Friday, April 20, 2012

A Note about Browsers

[Update January 2014: Fourier Life now lives on instead of and the cellular automata are now implemented with Javascript instead of Java applets. As a result, the demonstration now works on IE, Chrome, FireFox, Safari, Android tablets and iPad!]

So I've tested the web-site in Firefox, Internet Explorer and Chrome.  The Java applets work in all of them (sometimes after upgrading Java and trusting the site), but in Chrome the applet area is bigger than it should be.  How is it we're in 2012 and we still have compatibility issues with browsers?  I guess with unfettered capitalism, you take the good with the bad!

I don't know if it works on Apple's Safari.  I hope so!

Fourier Life on

[Update January 2014: the link to my old website was removed because that website was replaced with this blog. Google's blogspot is nice because it doesn't have ads and I was able to implement the cellular automata self replicators in JavaScript at the top of the page.]

This blog was started to go along with the Fourier Life website [now blog] that I set up.  Click on the link to see what it's all about--it's easier to show than to tell. [Now you can just click the Run button at the top of the page!]

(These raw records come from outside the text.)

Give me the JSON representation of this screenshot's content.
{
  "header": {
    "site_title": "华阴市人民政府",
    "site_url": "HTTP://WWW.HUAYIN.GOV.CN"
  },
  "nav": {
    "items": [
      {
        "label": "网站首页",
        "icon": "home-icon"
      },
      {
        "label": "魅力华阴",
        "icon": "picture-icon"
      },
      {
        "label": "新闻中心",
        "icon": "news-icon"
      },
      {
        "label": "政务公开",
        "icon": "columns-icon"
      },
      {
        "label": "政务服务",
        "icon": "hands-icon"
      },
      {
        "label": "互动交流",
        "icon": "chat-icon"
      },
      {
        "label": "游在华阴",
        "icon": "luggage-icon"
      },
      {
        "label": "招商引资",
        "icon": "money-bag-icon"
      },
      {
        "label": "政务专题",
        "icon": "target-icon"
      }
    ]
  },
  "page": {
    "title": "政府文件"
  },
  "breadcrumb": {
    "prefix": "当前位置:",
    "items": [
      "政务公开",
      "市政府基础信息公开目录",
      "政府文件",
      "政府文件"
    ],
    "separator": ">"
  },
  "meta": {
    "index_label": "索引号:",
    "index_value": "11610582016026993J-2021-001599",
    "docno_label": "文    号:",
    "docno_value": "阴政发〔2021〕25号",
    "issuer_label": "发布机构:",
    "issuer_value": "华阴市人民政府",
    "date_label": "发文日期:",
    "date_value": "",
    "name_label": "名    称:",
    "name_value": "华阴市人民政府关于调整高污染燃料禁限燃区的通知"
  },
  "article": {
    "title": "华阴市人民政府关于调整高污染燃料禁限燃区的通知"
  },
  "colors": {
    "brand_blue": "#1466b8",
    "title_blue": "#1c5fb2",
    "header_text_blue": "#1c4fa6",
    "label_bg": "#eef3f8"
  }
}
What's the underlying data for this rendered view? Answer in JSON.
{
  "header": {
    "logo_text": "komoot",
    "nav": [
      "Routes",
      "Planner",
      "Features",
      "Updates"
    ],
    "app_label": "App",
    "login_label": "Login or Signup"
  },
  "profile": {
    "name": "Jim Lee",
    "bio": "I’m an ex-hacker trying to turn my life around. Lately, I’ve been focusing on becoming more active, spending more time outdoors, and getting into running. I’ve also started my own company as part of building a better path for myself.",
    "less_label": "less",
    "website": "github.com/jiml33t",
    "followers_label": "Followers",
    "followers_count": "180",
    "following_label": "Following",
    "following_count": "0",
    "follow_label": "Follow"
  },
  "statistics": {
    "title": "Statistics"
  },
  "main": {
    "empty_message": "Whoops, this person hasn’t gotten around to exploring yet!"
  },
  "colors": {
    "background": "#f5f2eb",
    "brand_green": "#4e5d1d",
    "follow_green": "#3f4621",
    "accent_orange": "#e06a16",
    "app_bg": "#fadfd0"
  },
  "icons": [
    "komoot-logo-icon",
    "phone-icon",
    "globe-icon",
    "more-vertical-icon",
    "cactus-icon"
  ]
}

I set up this blog in case there's any interest in the site.  I figure I can answer questions here easier than on the website.  It will also be easier for people to comment here rather than set up some kind of comment section on the actual website.